The economic data continues to show a very healthy U.S. economy.
Retail sales (how much you’re spending at stores) in the last three months of 2017 were the best since 2010. Spending for the entire quarter may be slightly inflated due to post-hurricane spending in the wake of Hurricanes Harvey and Irma, but Simply Money Advisors is optimistic about continued strong consumer spending for 2018.
Once paycheck tax withholdings change in February and you start seeing an increase in your take-home pay, it's not unrealistic to expect you, the consumer, to keep spending at your current rate.
Up until now, consumers like you have been dipping into your savings to sustain spending levels as evidenced by the 10-year low savings rate of 2.9%. The tax cut should help you maintain your spending level while hopefully allowing you to build up your savings.
Economists are worried about inflation rising, which may force the Federal Reserve (Fed), our nation’s central bank, to raise short-term interest rates to counteract this.

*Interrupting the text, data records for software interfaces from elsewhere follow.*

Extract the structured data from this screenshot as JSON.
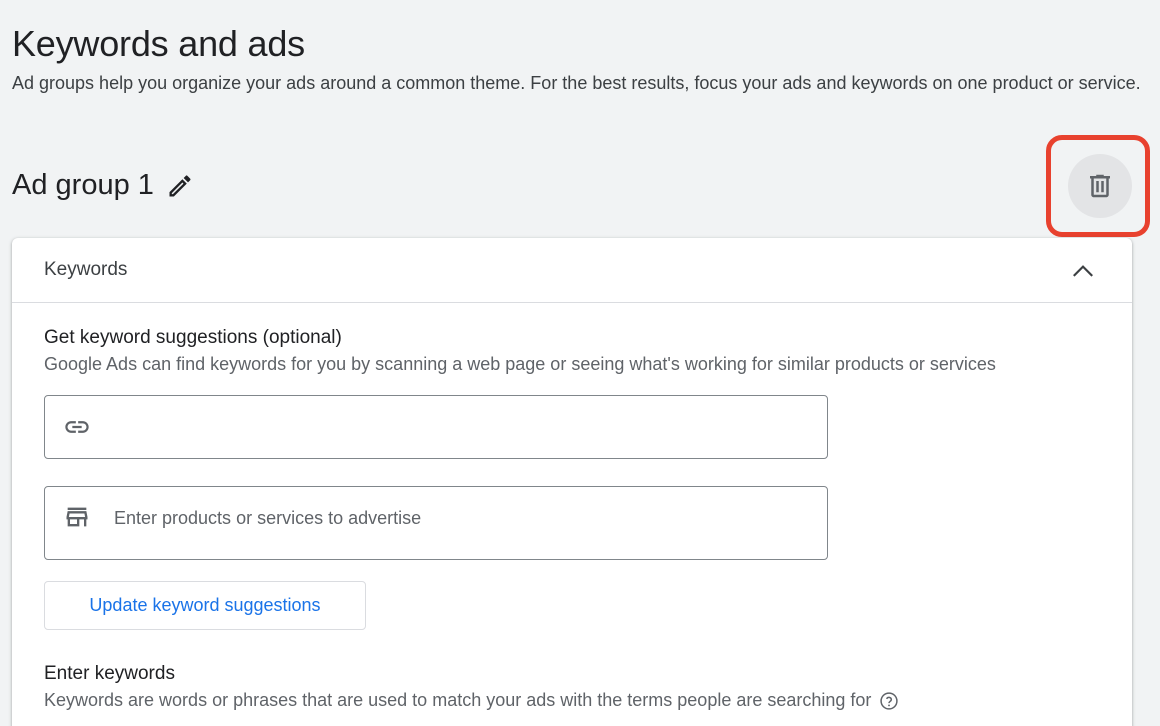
{
  "header": {
    "title": "Keywords and ads",
    "description": "Ad groups help you organize your ads around a common theme. For the best results, focus your ads and keywords on one product or service."
  },
  "ad_group": {
    "name": "Ad group 1",
    "edit_icon": "pencil-icon",
    "delete_icon": "trash-icon",
    "highlight_color": "#e8412e"
  },
  "keywords_panel": {
    "header_label": "Keywords",
    "collapse_icon": "chevron-up-icon",
    "suggestions": {
      "title": "Get keyword suggestions (optional)",
      "description": "Google Ads can find keywords for you by scanning a web page or seeing what's working for similar products or services",
      "url_input": {
        "icon": "link-icon",
        "value": "",
        "placeholder": ""
      },
      "products_input": {
        "icon": "store-icon",
        "value": "",
        "placeholder": "Enter products or services to advertise"
      },
      "update_button_label": "Update keyword suggestions"
    },
    "enter_keywords": {
      "title": "Enter keywords",
      "description": "Keywords are words or phrases that are used to match your ads with the terms people are searching for",
      "help_icon": "help-circle-icon"
    }
  },
  "colors": {
    "accent": "#1a73e8",
    "background": "#f1f3f4"
  }
}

Last week's inflation data showed “Core CPI” (consumer prices without food and energy prices) increased to 1.8% from 1.7%.

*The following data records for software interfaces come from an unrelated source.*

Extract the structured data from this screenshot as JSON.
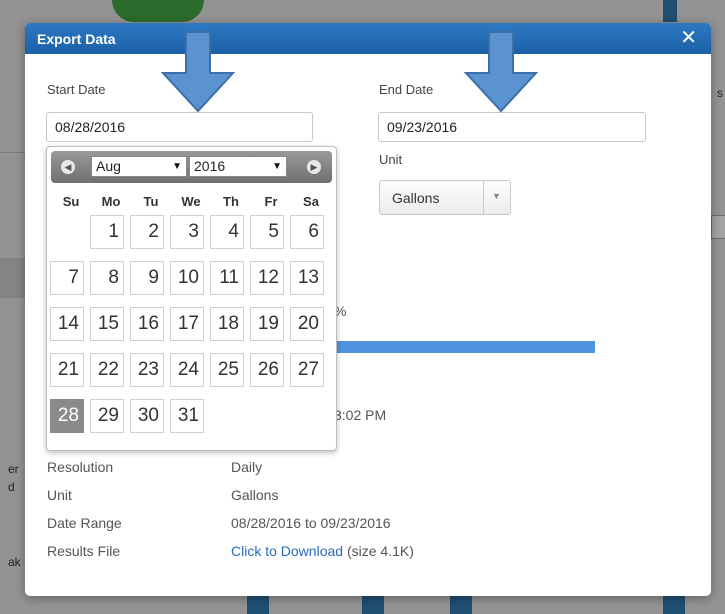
{
  "modal": {
    "title": "Export Data",
    "close_glyph": "✕"
  },
  "form": {
    "start_label": "Start Date",
    "start_value": "08/28/2016",
    "end_label": "End Date",
    "end_value": "09/23/2016",
    "unit_label": "Unit",
    "unit_value": "Gallons"
  },
  "progress": {
    "percent_suffix": "%",
    "value": 1.0,
    "time_fragment": "3:02 PM"
  },
  "details": {
    "resolution_label": "Resolution",
    "resolution_value": "Daily",
    "unit_label": "Unit",
    "unit_value": "Gallons",
    "range_label": "Date Range",
    "range_value": "08/28/2016 to 09/23/2016",
    "file_label": "Results File",
    "file_link": "Click to Download",
    "file_size": " (size 4.1K)"
  },
  "datepicker": {
    "month": "Aug",
    "year": "2016",
    "weekdays": [
      "Su",
      "Mo",
      "Tu",
      "We",
      "Th",
      "Fr",
      "Sa"
    ],
    "selected_day": "28",
    "days": [
      "1",
      "2",
      "3",
      "4",
      "5",
      "6",
      "7",
      "8",
      "9",
      "10",
      "11",
      "12",
      "13",
      "14",
      "15",
      "16",
      "17",
      "18",
      "19",
      "20",
      "21",
      "22",
      "23",
      "24",
      "25",
      "26",
      "27",
      "28",
      "29",
      "30",
      "31"
    ],
    "prev_glyph": "◀",
    "next_glyph": "▶"
  },
  "background": {
    "fragments": [
      "s",
      "er",
      "d",
      "ak"
    ]
  },
  "colors": {
    "titlebar": "#1c60a7",
    "progress": "#4f93e0",
    "link": "#2a6bb5",
    "arrow": "#5a93d0"
  }
}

These higher prices were due to the price of goods rising, while the cost of services has remained stable. Simply Money Advisors is not worried about broad inflation going much higher because the cost of inputs for goods is not increasing. This is one of the reasons we believe the Fed will raise short-term interest rates only two or three times in 2018.

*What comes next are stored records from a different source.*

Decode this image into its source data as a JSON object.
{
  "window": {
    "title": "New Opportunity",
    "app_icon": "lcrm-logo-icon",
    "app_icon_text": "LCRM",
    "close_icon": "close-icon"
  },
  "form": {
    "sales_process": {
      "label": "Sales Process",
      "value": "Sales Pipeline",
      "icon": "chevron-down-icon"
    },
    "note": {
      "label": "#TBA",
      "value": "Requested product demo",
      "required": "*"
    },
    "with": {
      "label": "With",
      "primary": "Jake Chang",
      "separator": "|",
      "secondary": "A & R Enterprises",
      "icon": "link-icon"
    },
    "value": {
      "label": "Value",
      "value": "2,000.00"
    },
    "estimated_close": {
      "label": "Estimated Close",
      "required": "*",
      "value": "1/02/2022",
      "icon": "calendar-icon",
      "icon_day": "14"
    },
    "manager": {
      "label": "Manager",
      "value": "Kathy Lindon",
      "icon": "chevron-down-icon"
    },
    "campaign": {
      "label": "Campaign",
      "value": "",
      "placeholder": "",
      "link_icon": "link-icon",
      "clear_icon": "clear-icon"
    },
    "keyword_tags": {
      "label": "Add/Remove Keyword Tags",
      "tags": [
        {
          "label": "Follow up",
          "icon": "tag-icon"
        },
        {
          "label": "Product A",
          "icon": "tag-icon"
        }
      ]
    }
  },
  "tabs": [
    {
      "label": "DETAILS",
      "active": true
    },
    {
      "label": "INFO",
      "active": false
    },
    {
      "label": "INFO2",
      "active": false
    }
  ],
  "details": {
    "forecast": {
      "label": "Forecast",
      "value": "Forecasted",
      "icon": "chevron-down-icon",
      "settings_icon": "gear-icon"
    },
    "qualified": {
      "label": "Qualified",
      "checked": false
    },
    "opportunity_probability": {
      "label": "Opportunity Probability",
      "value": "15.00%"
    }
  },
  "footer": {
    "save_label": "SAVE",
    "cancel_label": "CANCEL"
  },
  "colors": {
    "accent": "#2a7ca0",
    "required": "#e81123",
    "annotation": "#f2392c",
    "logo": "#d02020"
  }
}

Currently, the U.S. economy is very healthy, and this should lead to stronger corporate profits. Earnings season is starting to pick up now, and we expect profits to continue to rise. This matters to you and affects your investments because stock prices and earnings have historically moved together.
In other words, rising corporate profits have resulted in rising stock prices.
The Simply Money Point
Simply Money Advisors believes that the growing economy and lower corporate taxes will translate into higher corporate profits throughout all of 2018. This should be good news for your investment mix.